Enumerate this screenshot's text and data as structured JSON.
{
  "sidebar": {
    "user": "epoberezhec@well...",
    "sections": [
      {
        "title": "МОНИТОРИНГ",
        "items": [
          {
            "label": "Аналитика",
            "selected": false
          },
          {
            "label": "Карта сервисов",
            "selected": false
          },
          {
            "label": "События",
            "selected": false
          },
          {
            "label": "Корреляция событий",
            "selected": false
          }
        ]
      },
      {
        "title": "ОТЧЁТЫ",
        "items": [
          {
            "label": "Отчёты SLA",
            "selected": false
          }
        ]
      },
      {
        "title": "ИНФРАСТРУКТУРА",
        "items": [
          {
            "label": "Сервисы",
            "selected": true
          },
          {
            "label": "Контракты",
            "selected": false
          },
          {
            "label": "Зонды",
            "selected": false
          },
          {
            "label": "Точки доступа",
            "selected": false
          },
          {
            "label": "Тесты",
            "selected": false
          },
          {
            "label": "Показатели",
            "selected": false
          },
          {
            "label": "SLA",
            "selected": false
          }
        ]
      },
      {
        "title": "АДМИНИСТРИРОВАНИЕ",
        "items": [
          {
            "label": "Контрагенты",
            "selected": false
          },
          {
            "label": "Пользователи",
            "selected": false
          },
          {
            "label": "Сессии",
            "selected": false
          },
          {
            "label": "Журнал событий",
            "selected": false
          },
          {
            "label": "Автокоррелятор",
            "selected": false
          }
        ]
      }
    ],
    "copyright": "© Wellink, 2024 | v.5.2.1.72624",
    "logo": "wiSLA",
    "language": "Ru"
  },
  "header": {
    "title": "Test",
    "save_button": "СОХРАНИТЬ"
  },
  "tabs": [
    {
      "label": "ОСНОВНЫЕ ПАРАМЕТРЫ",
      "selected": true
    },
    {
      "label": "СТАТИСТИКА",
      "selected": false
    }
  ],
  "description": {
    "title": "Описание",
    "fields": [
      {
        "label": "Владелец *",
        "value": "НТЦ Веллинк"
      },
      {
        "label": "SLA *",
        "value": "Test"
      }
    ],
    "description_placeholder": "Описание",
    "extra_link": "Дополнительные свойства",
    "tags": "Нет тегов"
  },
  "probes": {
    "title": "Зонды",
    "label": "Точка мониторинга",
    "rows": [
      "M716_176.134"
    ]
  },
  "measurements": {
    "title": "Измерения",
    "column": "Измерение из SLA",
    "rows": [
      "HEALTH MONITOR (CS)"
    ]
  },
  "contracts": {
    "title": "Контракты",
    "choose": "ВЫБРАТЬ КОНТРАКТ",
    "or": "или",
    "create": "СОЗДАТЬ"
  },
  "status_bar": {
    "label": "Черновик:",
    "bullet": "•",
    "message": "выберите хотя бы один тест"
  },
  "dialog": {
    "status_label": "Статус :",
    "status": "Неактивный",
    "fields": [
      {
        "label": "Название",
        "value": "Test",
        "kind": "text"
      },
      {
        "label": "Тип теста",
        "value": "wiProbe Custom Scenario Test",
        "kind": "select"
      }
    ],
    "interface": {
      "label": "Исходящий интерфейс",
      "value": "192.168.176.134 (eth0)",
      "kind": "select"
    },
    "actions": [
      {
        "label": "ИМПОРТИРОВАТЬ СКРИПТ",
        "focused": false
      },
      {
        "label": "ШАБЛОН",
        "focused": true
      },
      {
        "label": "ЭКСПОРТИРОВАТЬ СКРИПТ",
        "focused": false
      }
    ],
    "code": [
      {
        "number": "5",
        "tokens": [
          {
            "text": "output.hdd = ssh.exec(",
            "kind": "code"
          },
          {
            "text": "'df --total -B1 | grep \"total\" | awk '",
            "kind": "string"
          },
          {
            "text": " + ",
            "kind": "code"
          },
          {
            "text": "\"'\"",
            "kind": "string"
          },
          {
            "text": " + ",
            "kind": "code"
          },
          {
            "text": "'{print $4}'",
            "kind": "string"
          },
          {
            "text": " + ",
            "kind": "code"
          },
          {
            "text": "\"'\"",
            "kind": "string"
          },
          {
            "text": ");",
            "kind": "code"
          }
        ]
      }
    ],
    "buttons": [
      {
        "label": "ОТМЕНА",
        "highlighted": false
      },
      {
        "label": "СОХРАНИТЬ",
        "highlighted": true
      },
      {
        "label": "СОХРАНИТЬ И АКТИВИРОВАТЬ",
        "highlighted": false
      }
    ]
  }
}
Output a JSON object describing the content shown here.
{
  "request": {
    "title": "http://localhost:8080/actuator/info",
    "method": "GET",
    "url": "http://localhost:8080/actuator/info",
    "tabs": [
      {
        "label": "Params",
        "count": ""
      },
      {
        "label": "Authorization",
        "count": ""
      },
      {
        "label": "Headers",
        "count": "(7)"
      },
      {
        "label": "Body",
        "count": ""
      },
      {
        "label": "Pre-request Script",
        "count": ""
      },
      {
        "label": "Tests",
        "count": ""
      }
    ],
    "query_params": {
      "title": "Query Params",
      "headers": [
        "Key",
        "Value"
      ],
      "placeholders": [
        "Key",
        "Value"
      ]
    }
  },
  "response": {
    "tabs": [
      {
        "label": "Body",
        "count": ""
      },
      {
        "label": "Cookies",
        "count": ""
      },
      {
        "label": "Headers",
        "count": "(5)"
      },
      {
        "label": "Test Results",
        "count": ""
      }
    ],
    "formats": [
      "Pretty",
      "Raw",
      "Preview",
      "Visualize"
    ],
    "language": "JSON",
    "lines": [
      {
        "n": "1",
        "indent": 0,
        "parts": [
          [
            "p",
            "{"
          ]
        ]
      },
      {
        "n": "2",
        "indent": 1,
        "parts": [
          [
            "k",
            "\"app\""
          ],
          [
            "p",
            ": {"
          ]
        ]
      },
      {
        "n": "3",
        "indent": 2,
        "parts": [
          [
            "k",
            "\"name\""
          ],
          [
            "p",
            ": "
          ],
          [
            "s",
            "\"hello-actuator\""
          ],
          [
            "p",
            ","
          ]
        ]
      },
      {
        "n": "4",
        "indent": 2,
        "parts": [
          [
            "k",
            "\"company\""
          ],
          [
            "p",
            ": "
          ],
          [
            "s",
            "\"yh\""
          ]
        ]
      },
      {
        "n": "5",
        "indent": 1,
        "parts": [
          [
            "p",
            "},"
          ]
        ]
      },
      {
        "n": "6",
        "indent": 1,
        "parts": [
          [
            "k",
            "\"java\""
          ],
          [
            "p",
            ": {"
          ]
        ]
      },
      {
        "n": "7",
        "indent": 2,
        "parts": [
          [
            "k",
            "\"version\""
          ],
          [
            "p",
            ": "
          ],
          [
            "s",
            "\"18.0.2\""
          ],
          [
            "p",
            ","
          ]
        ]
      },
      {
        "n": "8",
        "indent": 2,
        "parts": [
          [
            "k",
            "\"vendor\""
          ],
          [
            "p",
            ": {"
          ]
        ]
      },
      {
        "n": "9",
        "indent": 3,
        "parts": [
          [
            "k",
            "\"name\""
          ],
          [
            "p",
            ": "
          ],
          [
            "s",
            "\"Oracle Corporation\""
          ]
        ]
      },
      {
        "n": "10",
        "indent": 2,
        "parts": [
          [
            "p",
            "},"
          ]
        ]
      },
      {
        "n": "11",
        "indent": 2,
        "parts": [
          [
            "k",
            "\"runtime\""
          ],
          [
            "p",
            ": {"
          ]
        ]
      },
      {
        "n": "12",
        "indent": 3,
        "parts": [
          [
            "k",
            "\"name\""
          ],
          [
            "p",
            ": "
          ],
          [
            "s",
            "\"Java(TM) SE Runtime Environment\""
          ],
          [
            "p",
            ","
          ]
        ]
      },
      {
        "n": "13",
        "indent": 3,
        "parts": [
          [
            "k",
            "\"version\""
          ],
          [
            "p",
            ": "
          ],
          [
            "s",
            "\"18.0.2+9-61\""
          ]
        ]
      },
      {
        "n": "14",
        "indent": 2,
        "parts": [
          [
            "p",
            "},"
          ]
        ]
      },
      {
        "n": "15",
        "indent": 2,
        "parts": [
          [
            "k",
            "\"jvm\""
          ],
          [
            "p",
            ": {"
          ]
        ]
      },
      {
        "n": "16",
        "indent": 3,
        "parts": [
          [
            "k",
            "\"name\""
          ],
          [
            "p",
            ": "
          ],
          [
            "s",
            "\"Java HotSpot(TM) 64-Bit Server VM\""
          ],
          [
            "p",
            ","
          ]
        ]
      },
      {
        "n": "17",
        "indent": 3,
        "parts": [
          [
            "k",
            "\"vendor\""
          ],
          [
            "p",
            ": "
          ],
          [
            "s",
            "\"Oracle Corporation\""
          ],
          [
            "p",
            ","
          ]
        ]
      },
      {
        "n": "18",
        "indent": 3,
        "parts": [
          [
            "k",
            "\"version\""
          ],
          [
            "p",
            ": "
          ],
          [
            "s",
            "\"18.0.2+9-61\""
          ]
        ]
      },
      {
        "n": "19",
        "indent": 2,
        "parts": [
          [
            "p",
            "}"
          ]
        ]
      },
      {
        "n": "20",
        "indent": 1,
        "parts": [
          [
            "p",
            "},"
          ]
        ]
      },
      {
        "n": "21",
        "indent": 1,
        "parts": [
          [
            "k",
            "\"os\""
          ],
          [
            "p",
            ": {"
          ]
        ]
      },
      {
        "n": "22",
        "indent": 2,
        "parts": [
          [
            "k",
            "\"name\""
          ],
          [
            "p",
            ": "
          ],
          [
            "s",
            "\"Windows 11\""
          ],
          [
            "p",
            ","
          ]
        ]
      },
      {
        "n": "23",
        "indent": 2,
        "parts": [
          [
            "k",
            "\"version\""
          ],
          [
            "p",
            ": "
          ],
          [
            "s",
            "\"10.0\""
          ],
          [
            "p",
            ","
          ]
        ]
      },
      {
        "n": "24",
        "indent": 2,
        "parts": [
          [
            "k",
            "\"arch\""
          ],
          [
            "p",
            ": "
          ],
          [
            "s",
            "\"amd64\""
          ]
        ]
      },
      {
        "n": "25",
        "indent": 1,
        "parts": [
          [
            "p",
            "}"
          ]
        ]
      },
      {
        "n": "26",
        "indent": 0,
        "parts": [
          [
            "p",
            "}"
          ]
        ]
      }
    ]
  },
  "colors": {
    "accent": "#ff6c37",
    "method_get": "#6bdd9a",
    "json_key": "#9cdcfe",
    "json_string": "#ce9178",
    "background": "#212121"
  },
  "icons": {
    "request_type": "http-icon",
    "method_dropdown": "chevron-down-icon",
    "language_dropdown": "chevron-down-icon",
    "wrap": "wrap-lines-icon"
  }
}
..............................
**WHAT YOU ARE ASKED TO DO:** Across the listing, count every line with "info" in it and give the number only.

**SOLUTION FOR THIS TASK:** 2